The heart of the Old Testament second edition is a book written by Ronald Youngblood. Robert Youngblood wrote this book with a goal of showing people that the Old Testament is not any different from the New Testament, and should not be treated as a separate entity. In the book, Youngblood identifies the nine themes that form the pillar of the Old Testament. He then discusses these nine themes of the Old Testaments with supporting scriptures from the New Testament. The nine themes include monotheism, covenant, law, sovereignty, theocracy, sacrifice, election, redemption and faith (Youngblood, 1998).
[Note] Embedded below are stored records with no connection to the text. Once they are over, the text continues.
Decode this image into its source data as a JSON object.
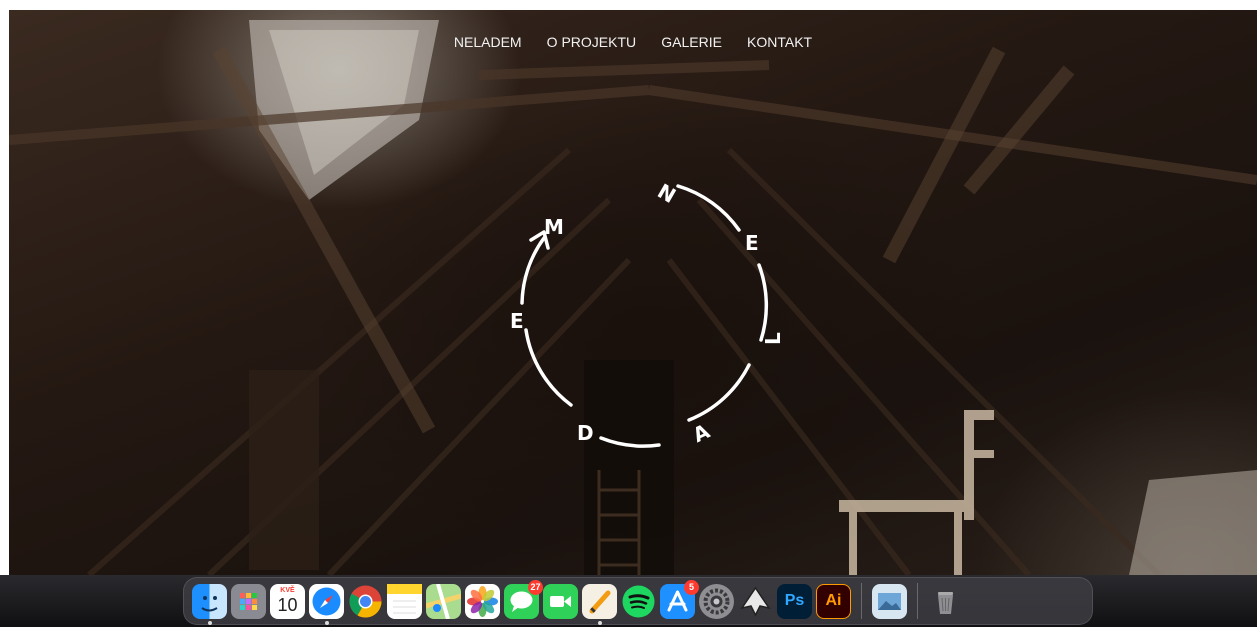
{
  "nav": {
    "items": [
      "NELADEM",
      "O PROJEKTU",
      "GALERIE",
      "KONTAKT"
    ]
  },
  "logo": {
    "letters": [
      "N",
      "E",
      "L",
      "A",
      "D",
      "E",
      "M"
    ],
    "color": "#ffffff"
  },
  "dock": {
    "apps": [
      {
        "name": "Finder",
        "icon": "finder-icon"
      },
      {
        "name": "Launchpad",
        "icon": "launchpad-icon"
      },
      {
        "name": "Calendar",
        "icon": "calendar-icon",
        "month": "KVĚ",
        "day": "10"
      },
      {
        "name": "Safari",
        "icon": "safari-icon"
      },
      {
        "name": "Chrome",
        "icon": "chrome-icon"
      },
      {
        "name": "Notes",
        "icon": "notes-icon"
      },
      {
        "name": "Maps",
        "icon": "maps-icon"
      },
      {
        "name": "Photos",
        "icon": "photos-icon"
      },
      {
        "name": "Messages",
        "icon": "messages-icon",
        "badge": "27"
      },
      {
        "name": "FaceTime",
        "icon": "facetime-icon"
      },
      {
        "name": "Pages",
        "icon": "pages-icon"
      },
      {
        "name": "Spotify",
        "icon": "spotify-icon"
      },
      {
        "name": "App Store",
        "icon": "app-store-icon",
        "badge": "5"
      },
      {
        "name": "System Preferences",
        "icon": "system-preferences-icon"
      },
      {
        "name": "Inkscape",
        "icon": "inkscape-icon"
      },
      {
        "name": "Photoshop",
        "icon": "photoshop-icon",
        "label": "Ps"
      },
      {
        "name": "Illustrator",
        "icon": "illustrator-icon",
        "label": "Ai"
      },
      {
        "name": "Preview",
        "icon": "preview-icon"
      },
      {
        "name": "Trash",
        "icon": "trash-icon"
      }
    ]
  }
}
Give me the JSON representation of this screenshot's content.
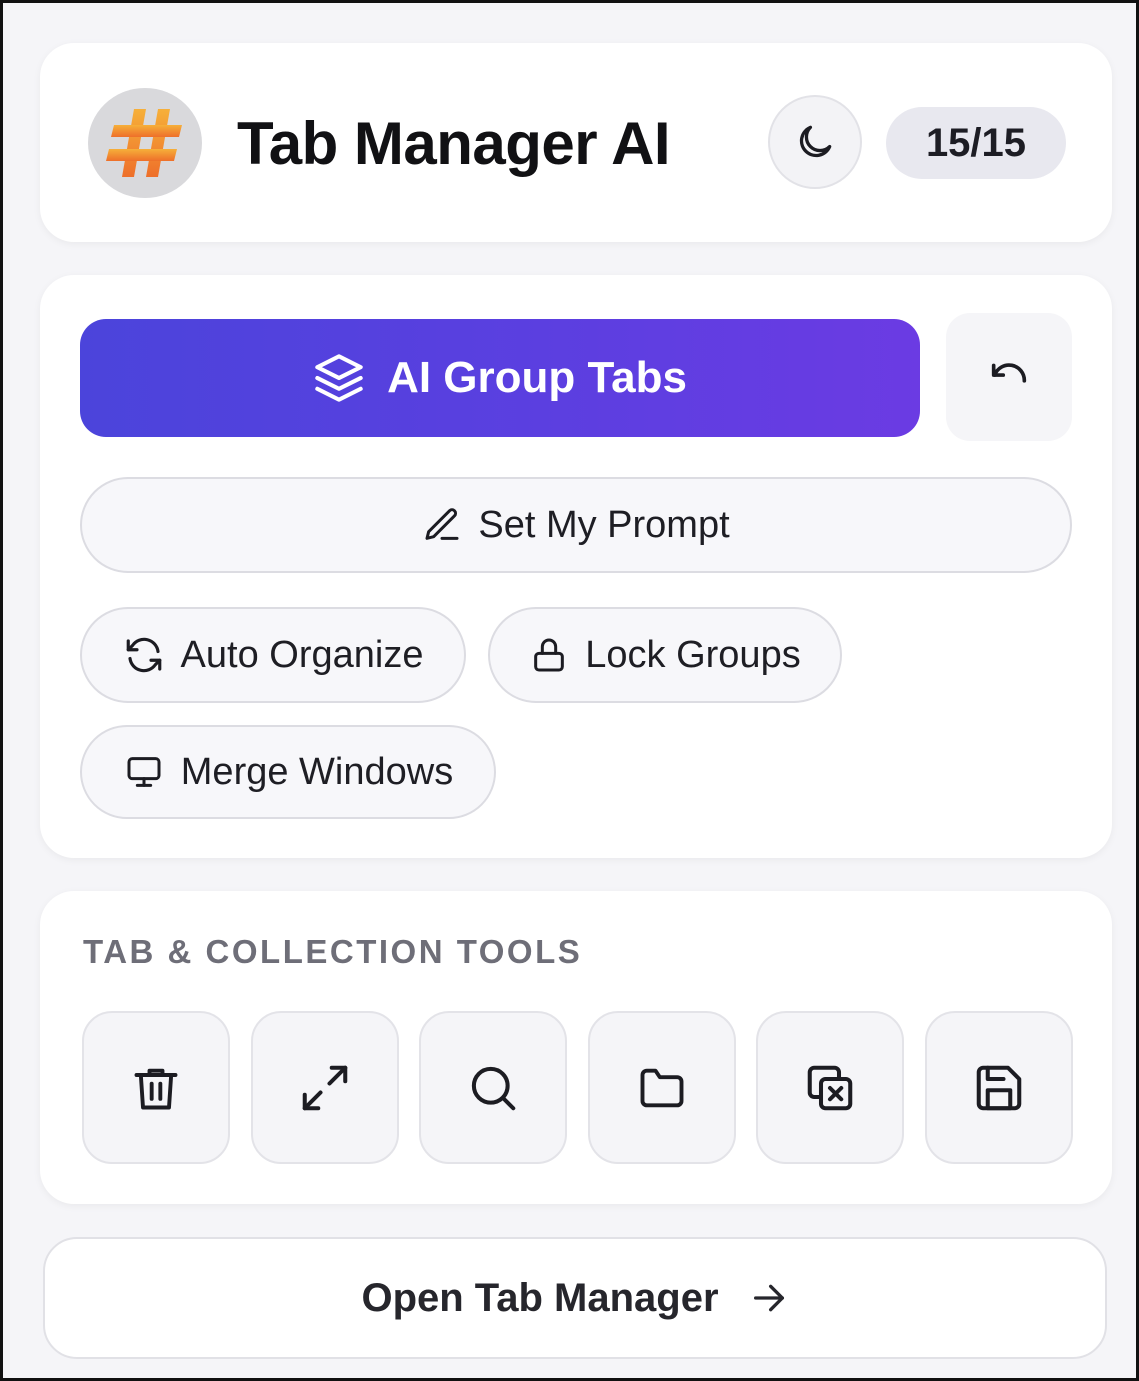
{
  "header": {
    "logo_icon": "hash-logo-icon",
    "title": "Tab Manager AI",
    "theme_icon": "moon-icon",
    "tab_count": "15/15"
  },
  "actions": {
    "ai_group": {
      "icon": "layers-icon",
      "label": "AI Group Tabs"
    },
    "undo": {
      "icon": "undo-icon"
    },
    "set_prompt": {
      "icon": "pencil-icon",
      "label": "Set My Prompt"
    },
    "auto_organize": {
      "icon": "refresh-icon",
      "label": "Auto Organize"
    },
    "lock_groups": {
      "icon": "lock-icon",
      "label": "Lock Groups"
    },
    "merge_windows": {
      "icon": "monitor-icon",
      "label": "Merge Windows"
    }
  },
  "tools": {
    "heading": "TAB & COLLECTION TOOLS",
    "items": [
      {
        "icon": "trash-icon"
      },
      {
        "icon": "expand-icon"
      },
      {
        "icon": "search-icon"
      },
      {
        "icon": "folder-icon"
      },
      {
        "icon": "close-duplicates-icon"
      },
      {
        "icon": "save-icon"
      }
    ]
  },
  "footer": {
    "open_label": "Open Tab Manager",
    "open_icon": "arrow-right-icon"
  },
  "colors": {
    "accent_start": "#4b44db",
    "accent_end": "#6b3be3",
    "logo_orange": "#f0962f"
  }
}
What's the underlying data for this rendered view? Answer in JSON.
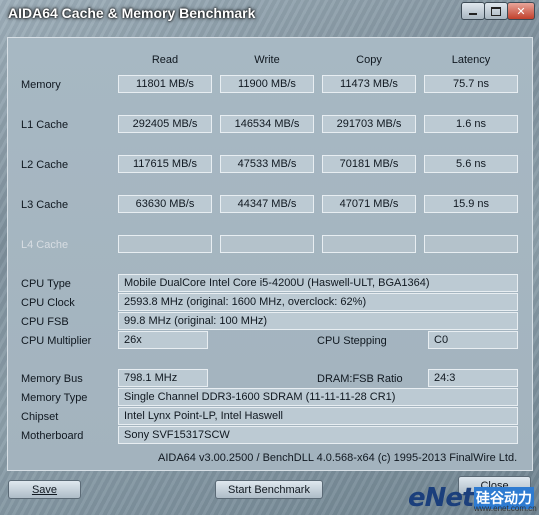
{
  "window": {
    "title": "AIDA64 Cache & Memory Benchmark"
  },
  "columns": [
    "Read",
    "Write",
    "Copy",
    "Latency"
  ],
  "rows": [
    {
      "label": "Memory",
      "values": [
        "11801 MB/s",
        "11900 MB/s",
        "11473 MB/s",
        "75.7 ns"
      ]
    },
    {
      "label": "L1 Cache",
      "values": [
        "292405 MB/s",
        "146534 MB/s",
        "291703 MB/s",
        "1.6 ns"
      ]
    },
    {
      "label": "L2 Cache",
      "values": [
        "117615 MB/s",
        "47533 MB/s",
        "70181 MB/s",
        "5.6 ns"
      ]
    },
    {
      "label": "L3 Cache",
      "values": [
        "63630 MB/s",
        "44347 MB/s",
        "47071 MB/s",
        "15.9 ns"
      ]
    },
    {
      "label": "L4 Cache",
      "values": [
        "",
        "",
        "",
        ""
      ]
    }
  ],
  "info": {
    "cpu_type_label": "CPU Type",
    "cpu_type": "Mobile DualCore Intel Core i5-4200U  (Haswell-ULT, BGA1364)",
    "cpu_clock_label": "CPU Clock",
    "cpu_clock": "2593.8 MHz  (original: 1600 MHz, overclock: 62%)",
    "cpu_fsb_label": "CPU FSB",
    "cpu_fsb": "99.8 MHz  (original: 100 MHz)",
    "cpu_multiplier_label": "CPU Multiplier",
    "cpu_multiplier": "26x",
    "cpu_stepping_label": "CPU Stepping",
    "cpu_stepping": "C0",
    "memory_bus_label": "Memory Bus",
    "memory_bus": "798.1 MHz",
    "dram_fsb_label": "DRAM:FSB Ratio",
    "dram_fsb": "24:3",
    "memory_type_label": "Memory Type",
    "memory_type": "Single Channel DDR3-1600 SDRAM  (11-11-11-28 CR1)",
    "chipset_label": "Chipset",
    "chipset": "Intel Lynx Point-LP, Intel Haswell",
    "motherboard_label": "Motherboard",
    "motherboard": "Sony SVF15317SCW"
  },
  "footer": "AIDA64 v3.00.2500 / BenchDLL 4.0.568-x64  (c) 1995-2013 FinalWire Ltd.",
  "buttons": {
    "save": "Save",
    "start": "Start Benchmark",
    "close": "Close"
  },
  "watermark": {
    "brand": "eNet",
    "chinese": "硅谷动力",
    "url": "www.enet.com.cn"
  }
}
For many early settlers in America, a strong faith and steady belief in God’s ability to influence and intervene in their everyday lives was vital to survive and endure the hardships and burdens they often faced. This is the case in “A Narrative of the Captivity and Restoration of Mrs. Mary Rowlandson”, Mary Rowlandson’s account of a Native American attack on her home which resulted in a lengthened, grueling captivity; throughout her captivity, Rowlandson finds immense comfort and peace in her faith in God and within a Bible she receives. Similarly, Anne Bradstreet depicts the tragic burning of her home in her poem “Here Follows Some Verses upon the Burning of Our House, July 10th 1666”. In her poem, Bradstreet portrays the sadness she feels
chapter of Job, this appears to be a fun-loving, God-fearing, tight-knit family. Who was the heartbeat of this home? Likely Job's wife played a big part in that. It's unlikely he could be such an esteemed man in society (Job 1:1) if his wife was not an integral and influential leader in her own right.
Summarize Lennox’s interpretation of what the book of Job says about God and suffering: Suffering is a part of God’s plan, and a part of life. People suffer in life not just because of our sins but we encounter suffering as a part of testing one’s obedience and faith.
at https://books.google.co.nz/books. Christle Maier is the Professor of Old Testament at Yale Divinity School, and Professor Silvia Schroer’s is an editor and writer whose area of specialisation is The Old Testament, feminist exegesis and hermeneutics. She is the founder and editor of the first Internet journal for feminist exegesis in Europe, the "Lectio Difficilior".